When deciding whether a dismissal is fair, tribunals have to consider whether the employer acted reasonably or not in treating the reason for dismissal as a sufficient reason for dismissing the employee. In Appiah v Compass Group UK & Ireland Ltd, the Employment Appeal Tribunal (EAT) held that it was not perverse for an employment judge to find that she could not query whether a final written warning had been correctly imposed or not.
Ms Appiah, a domestic assistant at Homerton Hospital for many years, was given a final written warning on 7 July 2014 lasting for 12 months, which she did not appeal against.
In January 2015, she was accused of failing to return from leave on the correct day. The final written warning was taken into account at the disciplinary hearing and she was dismissed. She did not tell her employer at the hearing (where she was represented by her union) that she thought the warning had been wrongly imposed or that she had wanted to appeal against it.
She then instructed solicitors to prepare documents for her appeal, in which she queried the final written warning, although she did not actually say it was issued in bad faith. Her appeal was dismissed and she lodged a claim for unfair dismissal.
Section 98(4) of the Employment Rights Act 1996 states that once the employer has established the reason for dismissal (conduct in this case), the question of whether it is fair or unfair depends on:
(a) whether in the circumstances (including the size and administrative resources of the employer’s undertaking) the employer acted reasonably or unreasonably in treating it as a sufficient reason for dismissing the employee, and
(b) shall be determined in accordance with equity and the substantial merits of the case.
At the beginning of the hearing, Ms Appiah’s representative asked to raise the issue of whether the final written warning had been imposed in bad faith. However, the employment judge refused to hear it, on the basis that the point should have been raised well before the hearing.
Having heard the evidence, the tribunal decided that the investigation carried out by Ms Appiah’s employer was reasonable and that the company had followed its disciplinary procedure. As Ms Appiah was represented throughout the process, it was reasonable for the company to assume that she had understood the charges against her and that she had had the chance to put her side of the story at every stage.
Likewise, it found that it was reasonable for the officer hearing the appeal to conclude that the final written warning had been correctly imposed and the tribunal could not query that decision. As the reason for dismissal related to Ms Appiah’s conduct, the dismissal was fair.

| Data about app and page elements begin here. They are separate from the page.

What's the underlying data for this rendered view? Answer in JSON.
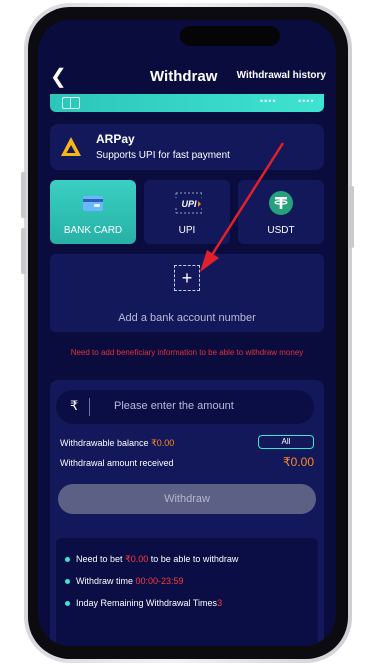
{
  "header": {
    "title": "Withdraw",
    "history": "Withdrawal history"
  },
  "card": {
    "masked_1": "••••",
    "masked_2": "••••"
  },
  "payment": {
    "name": "ARPay",
    "description": "Supports UPI for fast payment"
  },
  "methods": [
    {
      "label": "BANK CARD"
    },
    {
      "label": "UPI"
    },
    {
      "label": "USDT"
    }
  ],
  "add_account": {
    "label": "Add a bank account number"
  },
  "warning": "Need to add beneficiary information to be able to withdraw money",
  "amount": {
    "currency_symbol": "₹",
    "placeholder": "Please enter the amount"
  },
  "balance": {
    "label": "Withdrawable balance ",
    "value": "₹0.00",
    "all_label": "All"
  },
  "received": {
    "label": "Withdrawal amount received",
    "value": "₹0.00"
  },
  "withdraw_button": "Withdraw",
  "rules": {
    "bet_prefix": "Need to bet ",
    "bet_value": "₹0.00",
    "bet_suffix": " to be able to withdraw",
    "time_prefix": "Withdraw time ",
    "time_value": "00:00-23:59",
    "times_prefix": "Inday Remaining Withdrawal Times",
    "times_value": "3"
  },
  "colors": {
    "background": "#0a0c3e",
    "card": "#13185a",
    "accent": "#3fe3d2",
    "orange": "#ff8a1e",
    "red": "#e3303b"
  }
}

Ms Appiah appealed on the basis that the tribunal’s decision was perverse. The company argued not only that it was not perverse but that as Ms Appiah had not raised the issue of the internal appeal in her ET1 form, it could not be considered by the tribunal judge.
Dismissing the appeal, the EAT held that the tribunal judge was correct to take section 98(4) into account when considering the substance of what happened throughout the dismissal process including the internal appeal, and whether the process overall was fair.
It concluded that, as the judge had approached the matter correctly in law, the conclusions she had reached were not perverse.
This case underlines the importance of employees appealing against a final written warning – particularly if they consider it to have been issued in bad faith – because an employer may subsequently dismiss an employee for a relatively minor disciplinary infringement relying on the warning, as happened here.